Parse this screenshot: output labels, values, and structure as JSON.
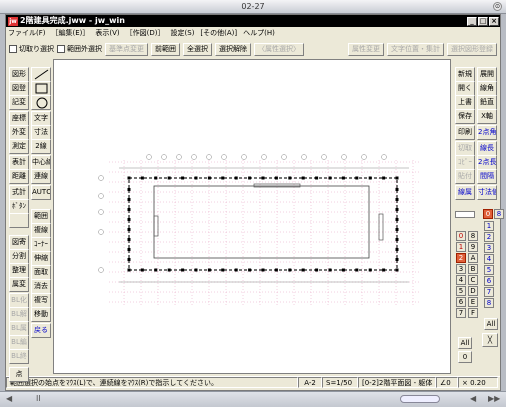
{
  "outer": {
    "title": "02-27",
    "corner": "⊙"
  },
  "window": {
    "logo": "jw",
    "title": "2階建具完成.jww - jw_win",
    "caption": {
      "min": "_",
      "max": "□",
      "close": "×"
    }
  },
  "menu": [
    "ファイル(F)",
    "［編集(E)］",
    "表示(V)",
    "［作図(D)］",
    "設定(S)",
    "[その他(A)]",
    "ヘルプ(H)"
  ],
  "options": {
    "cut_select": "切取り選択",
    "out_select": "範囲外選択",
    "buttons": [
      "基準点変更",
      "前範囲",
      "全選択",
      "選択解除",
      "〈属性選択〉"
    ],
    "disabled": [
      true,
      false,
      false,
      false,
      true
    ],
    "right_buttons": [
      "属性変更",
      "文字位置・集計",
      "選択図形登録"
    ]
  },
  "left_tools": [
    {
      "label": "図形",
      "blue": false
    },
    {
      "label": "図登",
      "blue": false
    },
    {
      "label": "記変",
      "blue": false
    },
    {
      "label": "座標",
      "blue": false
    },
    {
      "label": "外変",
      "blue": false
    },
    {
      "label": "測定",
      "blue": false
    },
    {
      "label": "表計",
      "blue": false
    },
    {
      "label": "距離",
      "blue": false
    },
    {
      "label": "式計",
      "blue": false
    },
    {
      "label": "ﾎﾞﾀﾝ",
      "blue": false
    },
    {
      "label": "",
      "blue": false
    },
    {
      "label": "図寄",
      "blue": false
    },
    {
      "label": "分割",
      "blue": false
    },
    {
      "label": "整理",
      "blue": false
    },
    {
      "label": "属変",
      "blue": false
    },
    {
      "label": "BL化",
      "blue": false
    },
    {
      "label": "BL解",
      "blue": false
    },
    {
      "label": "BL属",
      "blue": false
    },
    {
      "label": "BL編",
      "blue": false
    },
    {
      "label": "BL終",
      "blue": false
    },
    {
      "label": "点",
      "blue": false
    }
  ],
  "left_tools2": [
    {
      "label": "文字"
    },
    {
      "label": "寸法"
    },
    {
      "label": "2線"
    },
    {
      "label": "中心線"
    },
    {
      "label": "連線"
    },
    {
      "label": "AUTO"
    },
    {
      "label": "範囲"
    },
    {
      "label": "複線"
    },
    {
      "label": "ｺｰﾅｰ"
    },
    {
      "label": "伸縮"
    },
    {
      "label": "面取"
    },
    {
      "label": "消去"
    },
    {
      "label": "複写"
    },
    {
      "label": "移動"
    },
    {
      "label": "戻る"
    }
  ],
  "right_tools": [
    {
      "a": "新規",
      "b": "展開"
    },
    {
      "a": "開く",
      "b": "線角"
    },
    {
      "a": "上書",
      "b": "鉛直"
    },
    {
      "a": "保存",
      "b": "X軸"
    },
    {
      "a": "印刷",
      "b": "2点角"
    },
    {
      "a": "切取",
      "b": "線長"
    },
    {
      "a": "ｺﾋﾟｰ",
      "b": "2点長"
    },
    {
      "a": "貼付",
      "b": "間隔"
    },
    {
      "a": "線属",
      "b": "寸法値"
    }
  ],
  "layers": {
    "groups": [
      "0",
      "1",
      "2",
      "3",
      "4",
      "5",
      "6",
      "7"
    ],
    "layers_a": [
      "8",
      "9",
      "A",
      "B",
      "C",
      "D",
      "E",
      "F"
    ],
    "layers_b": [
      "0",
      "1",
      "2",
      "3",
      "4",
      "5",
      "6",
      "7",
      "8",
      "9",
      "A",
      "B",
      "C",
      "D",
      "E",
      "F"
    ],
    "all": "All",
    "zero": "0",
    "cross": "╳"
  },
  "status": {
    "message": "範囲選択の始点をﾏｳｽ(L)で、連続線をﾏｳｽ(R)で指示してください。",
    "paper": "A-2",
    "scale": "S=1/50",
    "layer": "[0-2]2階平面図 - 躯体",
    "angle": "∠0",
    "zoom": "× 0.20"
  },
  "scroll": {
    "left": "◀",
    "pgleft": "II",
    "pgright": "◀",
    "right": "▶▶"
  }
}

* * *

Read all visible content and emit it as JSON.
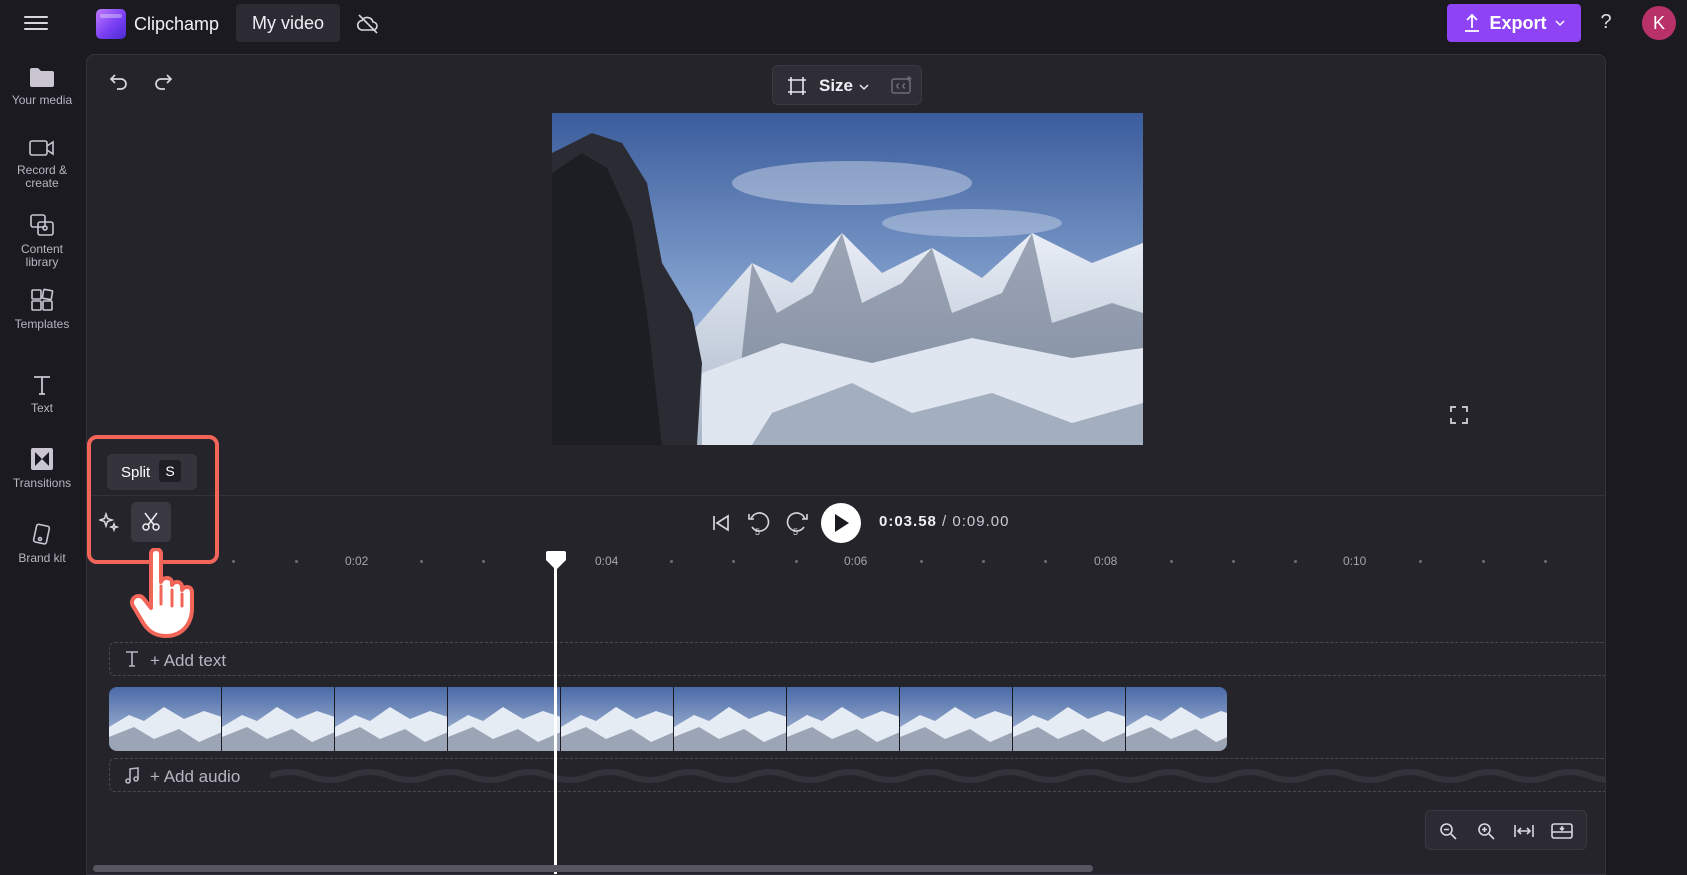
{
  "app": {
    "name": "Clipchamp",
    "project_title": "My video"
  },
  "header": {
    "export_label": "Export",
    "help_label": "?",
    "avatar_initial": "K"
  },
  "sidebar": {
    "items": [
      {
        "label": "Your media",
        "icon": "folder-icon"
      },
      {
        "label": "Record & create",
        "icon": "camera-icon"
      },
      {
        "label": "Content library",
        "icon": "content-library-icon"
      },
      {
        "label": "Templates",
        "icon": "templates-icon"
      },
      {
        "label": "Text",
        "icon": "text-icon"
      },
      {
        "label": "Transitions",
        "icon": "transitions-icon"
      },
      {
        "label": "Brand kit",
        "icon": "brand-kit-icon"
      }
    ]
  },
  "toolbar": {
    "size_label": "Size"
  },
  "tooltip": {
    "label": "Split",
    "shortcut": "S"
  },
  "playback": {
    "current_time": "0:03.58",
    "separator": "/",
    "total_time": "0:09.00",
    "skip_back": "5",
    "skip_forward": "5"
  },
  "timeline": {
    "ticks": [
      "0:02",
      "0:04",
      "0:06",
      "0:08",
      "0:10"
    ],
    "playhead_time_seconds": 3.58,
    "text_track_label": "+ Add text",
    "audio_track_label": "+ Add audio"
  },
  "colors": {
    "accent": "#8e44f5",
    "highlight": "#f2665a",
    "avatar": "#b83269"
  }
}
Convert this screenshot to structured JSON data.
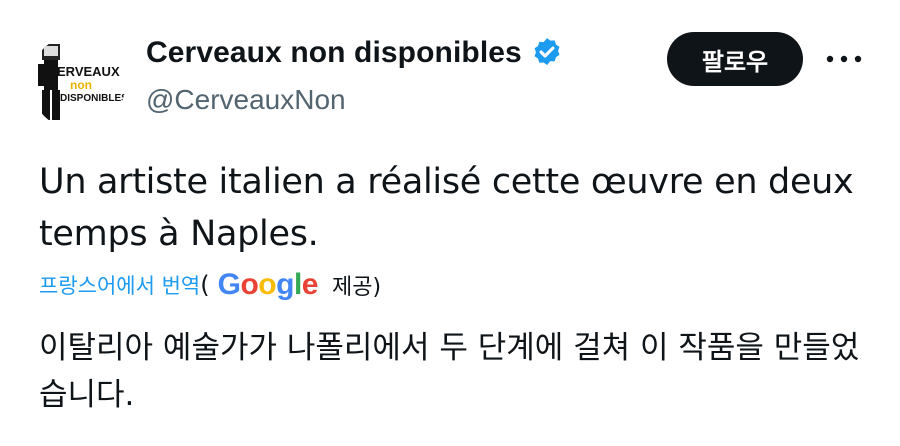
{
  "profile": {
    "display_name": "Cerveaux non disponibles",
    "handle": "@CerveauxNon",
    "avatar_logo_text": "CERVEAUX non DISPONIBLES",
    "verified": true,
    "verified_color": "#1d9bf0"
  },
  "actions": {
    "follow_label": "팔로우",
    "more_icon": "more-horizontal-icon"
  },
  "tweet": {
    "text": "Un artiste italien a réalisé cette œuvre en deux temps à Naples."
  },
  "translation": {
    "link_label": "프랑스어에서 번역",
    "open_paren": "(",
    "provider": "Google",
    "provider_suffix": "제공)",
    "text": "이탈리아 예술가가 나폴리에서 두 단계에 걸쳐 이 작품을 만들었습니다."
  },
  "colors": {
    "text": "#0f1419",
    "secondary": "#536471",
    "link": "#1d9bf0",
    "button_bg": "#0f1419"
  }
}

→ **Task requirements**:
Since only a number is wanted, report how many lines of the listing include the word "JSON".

→ **Result for this exercise**:
3